- THE TASK
Please give back the listing exactly as it reads.
(DATA FOR THE TASK Opens)
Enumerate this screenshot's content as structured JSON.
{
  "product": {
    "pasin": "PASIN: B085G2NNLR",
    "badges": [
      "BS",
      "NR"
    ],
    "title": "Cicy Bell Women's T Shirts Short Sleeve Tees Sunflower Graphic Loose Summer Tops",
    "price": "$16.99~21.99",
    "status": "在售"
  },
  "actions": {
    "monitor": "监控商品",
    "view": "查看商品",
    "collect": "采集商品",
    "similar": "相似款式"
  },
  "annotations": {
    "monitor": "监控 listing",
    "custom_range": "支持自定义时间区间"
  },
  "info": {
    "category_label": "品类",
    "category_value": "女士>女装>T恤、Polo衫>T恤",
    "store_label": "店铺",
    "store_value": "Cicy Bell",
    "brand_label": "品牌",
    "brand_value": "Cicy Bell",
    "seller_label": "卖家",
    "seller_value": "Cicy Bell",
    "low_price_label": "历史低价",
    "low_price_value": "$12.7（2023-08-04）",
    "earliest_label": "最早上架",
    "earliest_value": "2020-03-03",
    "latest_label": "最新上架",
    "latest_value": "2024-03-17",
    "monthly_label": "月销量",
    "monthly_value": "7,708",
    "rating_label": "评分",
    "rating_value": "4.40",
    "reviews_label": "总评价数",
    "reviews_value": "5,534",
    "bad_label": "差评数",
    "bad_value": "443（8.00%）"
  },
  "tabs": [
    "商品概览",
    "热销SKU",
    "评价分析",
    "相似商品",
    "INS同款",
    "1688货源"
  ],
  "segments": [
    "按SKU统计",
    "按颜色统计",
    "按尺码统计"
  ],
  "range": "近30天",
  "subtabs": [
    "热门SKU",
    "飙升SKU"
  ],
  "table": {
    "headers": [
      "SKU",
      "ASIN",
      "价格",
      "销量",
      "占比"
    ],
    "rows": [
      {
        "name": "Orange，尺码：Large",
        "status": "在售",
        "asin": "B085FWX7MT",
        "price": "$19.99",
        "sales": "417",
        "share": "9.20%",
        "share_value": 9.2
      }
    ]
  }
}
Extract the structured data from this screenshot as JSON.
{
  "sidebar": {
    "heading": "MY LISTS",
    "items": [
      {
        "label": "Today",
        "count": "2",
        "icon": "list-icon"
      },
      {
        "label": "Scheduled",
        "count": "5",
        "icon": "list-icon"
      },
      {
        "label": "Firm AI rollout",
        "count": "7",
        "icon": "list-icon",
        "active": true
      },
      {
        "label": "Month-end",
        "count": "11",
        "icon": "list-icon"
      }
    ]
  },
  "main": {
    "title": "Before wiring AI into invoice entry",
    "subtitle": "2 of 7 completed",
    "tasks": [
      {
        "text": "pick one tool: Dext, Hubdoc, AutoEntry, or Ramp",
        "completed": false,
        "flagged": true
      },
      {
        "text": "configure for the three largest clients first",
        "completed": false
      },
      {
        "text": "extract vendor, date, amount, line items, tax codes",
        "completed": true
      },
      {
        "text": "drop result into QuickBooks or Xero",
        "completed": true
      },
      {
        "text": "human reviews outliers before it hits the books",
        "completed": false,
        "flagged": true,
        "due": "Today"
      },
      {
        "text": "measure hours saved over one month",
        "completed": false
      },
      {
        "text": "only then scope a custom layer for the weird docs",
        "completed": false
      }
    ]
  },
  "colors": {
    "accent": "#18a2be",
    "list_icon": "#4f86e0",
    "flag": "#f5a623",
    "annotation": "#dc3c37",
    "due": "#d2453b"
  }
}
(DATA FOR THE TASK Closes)
- SOLUTION BELOW
Enumerate this screenshot's content as structured JSON.
{
  "product": {
    "pasin": "PASIN: B085G2NNLR",
    "badges": [
      "BS",
      "NR"
    ],
    "title": "Cicy Bell Women's T Shirts Short Sleeve Tees Sunflower Graphic Loose Summer Tops",
    "price": "$16.99~21.99",
    "status": "在售"
  },
  "actions": {
    "monitor": "监控商品",
    "view": "查看商品",
    "collect": "采集商品",
    "similar": "相似款式"
  },
  "annotations": {
    "monitor": "监控 listing",
    "custom_range": "支持自定义时间区间"
  },
  "info": {
    "category_label": "品类",
    "category_value": "女士>女装>T恤、Polo衫>T恤",
    "store_label": "店铺",
    "store_value": "Cicy Bell",
    "brand_label": "品牌",
    "brand_value": "Cicy Bell",
    "seller_label": "卖家",
    "seller_value": "Cicy Bell",
    "low_price_label": "历史低价",
    "low_price_value": "$12.7（2023-08-04）",
    "earliest_label": "最早上架",
    "earliest_value": "2020-03-03",
    "latest_label": "最新上架",
    "latest_value": "2024-03-17",
    "monthly_label": "月销量",
    "monthly_value": "7,708",
    "rating_label": "评分",
    "rating_value": "4.40",
    "reviews_label": "总评价数",
    "reviews_value": "5,534",
    "bad_label": "差评数",
    "bad_value": "443（8.00%）"
  },
  "tabs": [
    "商品概览",
    "热销SKU",
    "评价分析",
    "相似商品",
    "INS同款",
    "1688货源"
  ],
  "segments": [
    "按SKU统计",
    "按颜色统计",
    "按尺码统计"
  ],
  "range": "近30天",
  "subtabs": [
    "热门SKU",
    "飙升SKU"
  ],
  "table": {
    "headers": [
      "SKU",
      "ASIN",
      "价格",
      "销量",
      "占比"
    ],
    "rows": [
      {
        "name": "Orange，尺码：Large",
        "status": "在售",
        "asin": "B085FWX7MT",
        "price": "$19.99",
        "sales": "417",
        "share": "9.20%",
        "share_value": 9.2
      }
    ]
  }
}
Extract the structured data from this screenshot as JSON.
{
  "sidebar": {
    "heading": "MY LISTS",
    "items": [
      {
        "label": "Today",
        "count": "2",
        "icon": "list-icon"
      },
      {
        "label": "Scheduled",
        "count": "5",
        "icon": "list-icon"
      },
      {
        "label": "Firm AI rollout",
        "count": "7",
        "icon": "list-icon",
        "active": true
      },
      {
        "label": "Month-end",
        "count": "11",
        "icon": "list-icon"
      }
    ]
  },
  "main": {
    "title": "Before wiring AI into invoice entry",
    "subtitle": "2 of 7 completed",
    "tasks": [
      {
        "text": "pick one tool: Dext, Hubdoc, AutoEntry, or Ramp",
        "completed": false,
        "flagged": true
      },
      {
        "text": "configure for the three largest clients first",
        "completed": false
      },
      {
        "text": "extract vendor, date, amount, line items, tax codes",
        "completed": true
      },
      {
        "text": "drop result into QuickBooks or Xero",
        "completed": true
      },
      {
        "text": "human reviews outliers before it hits the books",
        "completed": false,
        "flagged": true,
        "due": "Today"
      },
      {
        "text": "measure hours saved over one month",
        "completed": false
      },
      {
        "text": "only then scope a custom layer for the weird docs",
        "completed": false
      }
    ]
  },
  "colors": {
    "accent": "#18a2be",
    "list_icon": "#4f86e0",
    "flag": "#f5a623",
    "annotation": "#dc3c37",
    "due": "#d2453b"
  }
}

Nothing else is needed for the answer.